» **Task objective**:
Print all the records exactly, please.

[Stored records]
##############################

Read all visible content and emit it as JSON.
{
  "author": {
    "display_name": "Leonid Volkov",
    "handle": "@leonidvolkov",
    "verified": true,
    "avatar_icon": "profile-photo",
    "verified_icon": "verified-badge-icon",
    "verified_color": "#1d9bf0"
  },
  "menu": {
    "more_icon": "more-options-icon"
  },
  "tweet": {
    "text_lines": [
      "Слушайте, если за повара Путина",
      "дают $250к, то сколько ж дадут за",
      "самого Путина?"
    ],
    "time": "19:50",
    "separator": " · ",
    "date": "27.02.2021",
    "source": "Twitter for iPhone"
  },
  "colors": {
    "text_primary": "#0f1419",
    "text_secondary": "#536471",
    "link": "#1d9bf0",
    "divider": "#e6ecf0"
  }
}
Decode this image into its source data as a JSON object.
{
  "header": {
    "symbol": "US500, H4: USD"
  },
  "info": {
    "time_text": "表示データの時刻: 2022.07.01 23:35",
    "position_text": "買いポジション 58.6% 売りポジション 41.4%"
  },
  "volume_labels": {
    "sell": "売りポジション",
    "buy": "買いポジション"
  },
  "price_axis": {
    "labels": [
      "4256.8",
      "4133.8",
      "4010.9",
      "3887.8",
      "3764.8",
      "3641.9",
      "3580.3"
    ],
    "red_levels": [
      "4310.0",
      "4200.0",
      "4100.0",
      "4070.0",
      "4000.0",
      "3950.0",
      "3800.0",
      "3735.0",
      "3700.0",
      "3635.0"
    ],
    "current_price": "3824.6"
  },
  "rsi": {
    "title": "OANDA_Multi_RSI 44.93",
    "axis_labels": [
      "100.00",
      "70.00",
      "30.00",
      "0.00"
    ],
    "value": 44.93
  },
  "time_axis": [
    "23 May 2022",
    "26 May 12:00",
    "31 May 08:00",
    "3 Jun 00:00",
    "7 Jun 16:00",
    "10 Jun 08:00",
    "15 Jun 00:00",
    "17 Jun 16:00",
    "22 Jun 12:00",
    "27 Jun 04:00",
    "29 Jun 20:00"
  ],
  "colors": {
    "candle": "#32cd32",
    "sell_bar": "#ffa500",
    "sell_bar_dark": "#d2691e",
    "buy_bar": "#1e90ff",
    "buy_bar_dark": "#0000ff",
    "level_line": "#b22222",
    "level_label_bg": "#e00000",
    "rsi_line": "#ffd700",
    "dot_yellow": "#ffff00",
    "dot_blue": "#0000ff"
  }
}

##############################

» **Finished task**:
Read all visible content and emit it as JSON.
{
  "author": {
    "display_name": "Leonid Volkov",
    "handle": "@leonidvolkov",
    "verified": true,
    "avatar_icon": "profile-photo",
    "verified_icon": "verified-badge-icon",
    "verified_color": "#1d9bf0"
  },
  "menu": {
    "more_icon": "more-options-icon"
  },
  "tweet": {
    "text_lines": [
      "Слушайте, если за повара Путина",
      "дают $250к, то сколько ж дадут за",
      "самого Путина?"
    ],
    "time": "19:50",
    "separator": " · ",
    "date": "27.02.2021",
    "source": "Twitter for iPhone"
  },
  "colors": {
    "text_primary": "#0f1419",
    "text_secondary": "#536471",
    "link": "#1d9bf0",
    "divider": "#e6ecf0"
  }
}
Decode this image into its source data as a JSON object.
{
  "header": {
    "symbol": "US500, H4: USD"
  },
  "info": {
    "time_text": "表示データの時刻: 2022.07.01 23:35",
    "position_text": "買いポジション 58.6% 売りポジション 41.4%"
  },
  "volume_labels": {
    "sell": "売りポジション",
    "buy": "買いポジション"
  },
  "price_axis": {
    "labels": [
      "4256.8",
      "4133.8",
      "4010.9",
      "3887.8",
      "3764.8",
      "3641.9",
      "3580.3"
    ],
    "red_levels": [
      "4310.0",
      "4200.0",
      "4100.0",
      "4070.0",
      "4000.0",
      "3950.0",
      "3800.0",
      "3735.0",
      "3700.0",
      "3635.0"
    ],
    "current_price": "3824.6"
  },
  "rsi": {
    "title": "OANDA_Multi_RSI 44.93",
    "axis_labels": [
      "100.00",
      "70.00",
      "30.00",
      "0.00"
    ],
    "value": 44.93
  },
  "time_axis": [
    "23 May 2022",
    "26 May 12:00",
    "31 May 08:00",
    "3 Jun 00:00",
    "7 Jun 16:00",
    "10 Jun 08:00",
    "15 Jun 00:00",
    "17 Jun 16:00",
    "22 Jun 12:00",
    "27 Jun 04:00",
    "29 Jun 20:00"
  ],
  "colors": {
    "candle": "#32cd32",
    "sell_bar": "#ffa500",
    "sell_bar_dark": "#d2691e",
    "buy_bar": "#1e90ff",
    "buy_bar_dark": "#0000ff",
    "level_line": "#b22222",
    "level_label_bg": "#e00000",
    "rsi_line": "#ffd700",
    "dot_yellow": "#ffff00",
    "dot_blue": "#0000ff"
  }
}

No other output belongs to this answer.